◆ **What is being asked**: Check each line of the material below, and copy it if it holds the string "JSON".

◆ **Source information**:
####

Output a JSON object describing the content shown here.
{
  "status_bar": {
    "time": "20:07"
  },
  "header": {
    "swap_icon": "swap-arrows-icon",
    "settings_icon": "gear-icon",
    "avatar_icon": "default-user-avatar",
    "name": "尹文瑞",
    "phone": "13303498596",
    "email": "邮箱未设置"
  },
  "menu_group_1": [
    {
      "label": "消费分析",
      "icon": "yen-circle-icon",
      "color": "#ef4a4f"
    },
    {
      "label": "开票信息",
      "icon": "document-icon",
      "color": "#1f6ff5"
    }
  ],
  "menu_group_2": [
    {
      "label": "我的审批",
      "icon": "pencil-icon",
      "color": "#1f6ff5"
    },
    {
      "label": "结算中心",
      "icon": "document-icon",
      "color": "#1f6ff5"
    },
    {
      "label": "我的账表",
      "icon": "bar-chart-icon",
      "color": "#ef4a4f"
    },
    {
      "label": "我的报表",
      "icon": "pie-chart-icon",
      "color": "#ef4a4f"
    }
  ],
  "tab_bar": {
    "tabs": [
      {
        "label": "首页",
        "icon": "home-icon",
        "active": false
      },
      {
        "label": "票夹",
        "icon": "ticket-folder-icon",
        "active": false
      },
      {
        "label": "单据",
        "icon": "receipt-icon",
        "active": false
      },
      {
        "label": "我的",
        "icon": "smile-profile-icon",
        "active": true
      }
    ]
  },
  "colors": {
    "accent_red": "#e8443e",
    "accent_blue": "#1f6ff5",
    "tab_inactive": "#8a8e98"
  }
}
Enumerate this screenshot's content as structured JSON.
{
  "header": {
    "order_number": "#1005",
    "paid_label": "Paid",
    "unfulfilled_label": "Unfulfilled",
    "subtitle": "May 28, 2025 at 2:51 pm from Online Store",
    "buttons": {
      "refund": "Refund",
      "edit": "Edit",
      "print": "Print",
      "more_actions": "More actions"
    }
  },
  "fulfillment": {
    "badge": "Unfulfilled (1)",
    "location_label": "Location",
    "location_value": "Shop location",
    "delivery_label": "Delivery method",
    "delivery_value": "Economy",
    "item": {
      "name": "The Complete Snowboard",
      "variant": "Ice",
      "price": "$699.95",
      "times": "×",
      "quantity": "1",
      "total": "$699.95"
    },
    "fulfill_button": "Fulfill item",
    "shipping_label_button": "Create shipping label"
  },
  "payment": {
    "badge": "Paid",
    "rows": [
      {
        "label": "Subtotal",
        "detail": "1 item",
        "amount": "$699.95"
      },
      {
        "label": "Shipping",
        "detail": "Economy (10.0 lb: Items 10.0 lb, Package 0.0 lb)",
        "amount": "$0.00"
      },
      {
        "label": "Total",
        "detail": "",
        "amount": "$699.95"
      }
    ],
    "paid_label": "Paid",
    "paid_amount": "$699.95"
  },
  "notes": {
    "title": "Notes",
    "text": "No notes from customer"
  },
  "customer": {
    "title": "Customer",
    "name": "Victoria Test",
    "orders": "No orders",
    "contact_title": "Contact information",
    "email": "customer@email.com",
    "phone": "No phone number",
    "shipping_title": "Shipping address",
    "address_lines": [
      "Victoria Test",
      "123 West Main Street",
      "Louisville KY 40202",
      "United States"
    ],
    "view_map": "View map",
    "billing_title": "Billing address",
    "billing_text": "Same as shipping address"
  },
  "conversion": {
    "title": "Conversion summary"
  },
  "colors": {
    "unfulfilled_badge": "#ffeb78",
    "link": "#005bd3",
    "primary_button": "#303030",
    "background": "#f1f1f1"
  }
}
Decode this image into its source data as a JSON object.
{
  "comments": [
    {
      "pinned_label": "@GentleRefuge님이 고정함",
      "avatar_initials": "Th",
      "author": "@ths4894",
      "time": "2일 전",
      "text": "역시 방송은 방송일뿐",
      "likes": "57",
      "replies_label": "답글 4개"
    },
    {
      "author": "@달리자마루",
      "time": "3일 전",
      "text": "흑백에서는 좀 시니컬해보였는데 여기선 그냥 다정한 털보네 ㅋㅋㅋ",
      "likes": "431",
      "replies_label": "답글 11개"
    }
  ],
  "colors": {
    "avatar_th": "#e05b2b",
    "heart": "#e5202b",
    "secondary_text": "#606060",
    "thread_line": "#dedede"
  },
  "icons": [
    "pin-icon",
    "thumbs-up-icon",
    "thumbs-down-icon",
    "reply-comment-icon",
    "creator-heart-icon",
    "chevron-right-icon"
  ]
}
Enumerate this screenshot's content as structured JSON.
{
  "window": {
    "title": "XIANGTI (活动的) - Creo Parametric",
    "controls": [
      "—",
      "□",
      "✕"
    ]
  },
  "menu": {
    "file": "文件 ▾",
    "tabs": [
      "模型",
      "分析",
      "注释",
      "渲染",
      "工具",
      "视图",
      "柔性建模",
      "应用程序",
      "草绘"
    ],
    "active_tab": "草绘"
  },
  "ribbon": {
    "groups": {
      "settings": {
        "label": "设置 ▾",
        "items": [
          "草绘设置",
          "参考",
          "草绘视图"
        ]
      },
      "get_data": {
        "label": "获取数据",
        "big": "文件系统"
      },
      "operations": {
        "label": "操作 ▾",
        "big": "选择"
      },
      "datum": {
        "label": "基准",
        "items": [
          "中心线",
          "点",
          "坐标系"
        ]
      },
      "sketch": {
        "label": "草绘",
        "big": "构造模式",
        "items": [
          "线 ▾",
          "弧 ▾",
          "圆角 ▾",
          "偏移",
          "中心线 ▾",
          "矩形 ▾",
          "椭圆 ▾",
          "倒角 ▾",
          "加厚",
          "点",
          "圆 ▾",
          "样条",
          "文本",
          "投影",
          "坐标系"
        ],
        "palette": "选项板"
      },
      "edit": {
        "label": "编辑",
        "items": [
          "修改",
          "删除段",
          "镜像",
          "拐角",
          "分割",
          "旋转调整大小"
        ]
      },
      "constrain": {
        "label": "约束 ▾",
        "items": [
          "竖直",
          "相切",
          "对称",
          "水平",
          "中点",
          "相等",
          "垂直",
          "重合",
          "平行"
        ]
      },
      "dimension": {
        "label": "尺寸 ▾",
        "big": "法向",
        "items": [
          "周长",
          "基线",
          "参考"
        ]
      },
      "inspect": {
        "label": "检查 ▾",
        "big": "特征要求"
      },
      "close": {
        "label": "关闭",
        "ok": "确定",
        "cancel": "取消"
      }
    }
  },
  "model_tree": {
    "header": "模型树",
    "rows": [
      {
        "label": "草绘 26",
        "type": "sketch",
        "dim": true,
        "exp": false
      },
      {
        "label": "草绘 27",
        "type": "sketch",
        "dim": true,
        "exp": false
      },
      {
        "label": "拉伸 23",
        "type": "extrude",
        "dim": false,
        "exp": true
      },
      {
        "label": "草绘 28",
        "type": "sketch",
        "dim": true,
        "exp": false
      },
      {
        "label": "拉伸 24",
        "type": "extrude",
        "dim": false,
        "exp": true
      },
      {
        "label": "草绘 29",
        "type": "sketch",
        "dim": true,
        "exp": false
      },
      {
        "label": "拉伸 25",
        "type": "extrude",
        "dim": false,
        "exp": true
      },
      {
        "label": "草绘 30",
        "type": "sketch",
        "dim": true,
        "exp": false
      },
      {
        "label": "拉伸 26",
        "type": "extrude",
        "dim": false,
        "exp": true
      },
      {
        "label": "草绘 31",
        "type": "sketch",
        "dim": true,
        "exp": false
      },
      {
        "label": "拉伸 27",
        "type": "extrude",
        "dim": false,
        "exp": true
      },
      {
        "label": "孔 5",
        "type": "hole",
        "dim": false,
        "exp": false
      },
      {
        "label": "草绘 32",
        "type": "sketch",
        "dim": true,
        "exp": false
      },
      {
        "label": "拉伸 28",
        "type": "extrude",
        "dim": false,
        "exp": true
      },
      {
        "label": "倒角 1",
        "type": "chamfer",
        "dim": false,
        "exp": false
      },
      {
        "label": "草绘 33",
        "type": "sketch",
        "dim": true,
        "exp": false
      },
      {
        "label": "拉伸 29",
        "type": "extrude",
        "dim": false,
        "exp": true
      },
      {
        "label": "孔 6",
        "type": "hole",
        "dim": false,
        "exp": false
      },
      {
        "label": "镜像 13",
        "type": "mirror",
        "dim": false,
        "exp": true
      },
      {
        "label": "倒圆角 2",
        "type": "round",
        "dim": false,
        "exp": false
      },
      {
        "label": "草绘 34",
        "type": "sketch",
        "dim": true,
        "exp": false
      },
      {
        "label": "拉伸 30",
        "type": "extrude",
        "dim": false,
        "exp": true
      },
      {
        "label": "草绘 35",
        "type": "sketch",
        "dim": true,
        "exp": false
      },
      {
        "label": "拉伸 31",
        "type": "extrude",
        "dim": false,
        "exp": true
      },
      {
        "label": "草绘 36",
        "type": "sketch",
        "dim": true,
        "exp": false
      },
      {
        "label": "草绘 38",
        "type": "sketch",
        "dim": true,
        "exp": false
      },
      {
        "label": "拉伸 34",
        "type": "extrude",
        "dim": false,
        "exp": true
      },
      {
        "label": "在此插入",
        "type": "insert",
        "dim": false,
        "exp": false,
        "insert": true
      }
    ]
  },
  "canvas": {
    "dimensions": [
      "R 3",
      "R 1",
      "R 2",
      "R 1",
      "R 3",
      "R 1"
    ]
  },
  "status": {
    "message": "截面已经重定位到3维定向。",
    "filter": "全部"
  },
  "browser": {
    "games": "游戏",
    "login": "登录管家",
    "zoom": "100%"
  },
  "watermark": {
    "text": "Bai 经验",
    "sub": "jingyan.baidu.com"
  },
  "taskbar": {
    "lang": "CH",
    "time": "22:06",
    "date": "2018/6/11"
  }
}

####

◆ **Solution to this exercise**:
Output a JSON object describing the content shown here.
Enumerate this screenshot's content as structured JSON.
Decode this image into its source data as a JSON object.
Enumerate this screenshot's content as structured JSON.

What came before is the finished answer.